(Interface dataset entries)
/---
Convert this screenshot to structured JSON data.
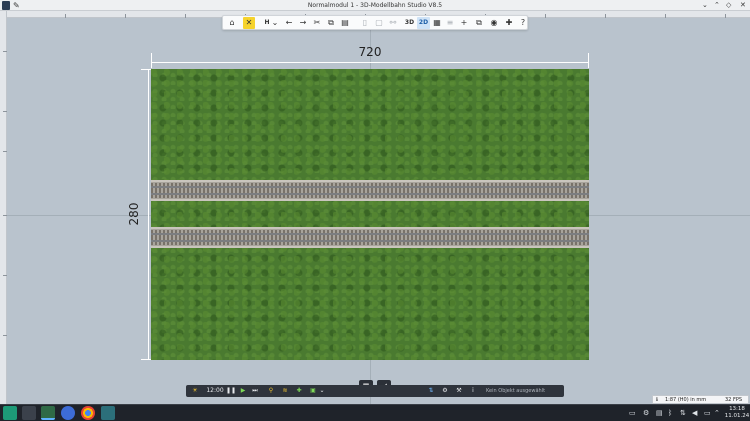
{
  "window": {
    "title": "Normalmodul 1 - 3D-Modellbahn Studio V8.5",
    "controls": [
      "⌄",
      "⌃",
      "◇",
      "✕"
    ]
  },
  "toolbar": {
    "home": "⌂",
    "tools": "✕",
    "save": "H",
    "dropdown": "⌄",
    "undo": "←",
    "redo": "→",
    "cut": "✂",
    "copy": "⧉",
    "paste": "▤",
    "view_3d": "3D",
    "view_2d": "2D",
    "grid": "▦",
    "add": "+",
    "catalog": "⧉",
    "camera": "◉",
    "plugins": "✚",
    "help": "?"
  },
  "dimensions": {
    "width_label": "720",
    "height_label": "280"
  },
  "bottom_toolbar": {
    "time": "12:00",
    "status": "Kein Objekt ausgewählt"
  },
  "info": {
    "scale": "1:87 (H0) in mm",
    "fps": "32 FPS"
  },
  "taskbar": {
    "time": "13:18",
    "date": "11.01.24"
  },
  "colors": {
    "active_tool": "#f6d32d",
    "grass": "#4a7a30",
    "track_ballast": "#a8a49c",
    "taskbar": "#1f232a"
  }
}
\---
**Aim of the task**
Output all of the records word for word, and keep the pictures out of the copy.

**Answer box**
Convert this screenshot to structured JSON data.
{
  "window": {
    "title": "Normalmodul 1 - 3D-Modellbahn Studio V8.5",
    "controls": [
      "⌄",
      "⌃",
      "◇",
      "✕"
    ]
  },
  "toolbar": {
    "home": "⌂",
    "tools": "✕",
    "save": "H",
    "dropdown": "⌄",
    "undo": "←",
    "redo": "→",
    "cut": "✂",
    "copy": "⧉",
    "paste": "▤",
    "view_3d": "3D",
    "view_2d": "2D",
    "grid": "▦",
    "add": "+",
    "catalog": "⧉",
    "camera": "◉",
    "plugins": "✚",
    "help": "?"
  },
  "dimensions": {
    "width_label": "720",
    "height_label": "280"
  },
  "bottom_toolbar": {
    "time": "12:00",
    "status": "Kein Objekt ausgewählt"
  },
  "info": {
    "scale": "1:87 (H0) in mm",
    "fps": "32 FPS"
  },
  "taskbar": {
    "time": "13:18",
    "date": "11.01.24"
  },
  "colors": {
    "active_tool": "#f6d32d",
    "grass": "#4a7a30",
    "track_ballast": "#a8a49c",
    "taskbar": "#1f232a"
  }
}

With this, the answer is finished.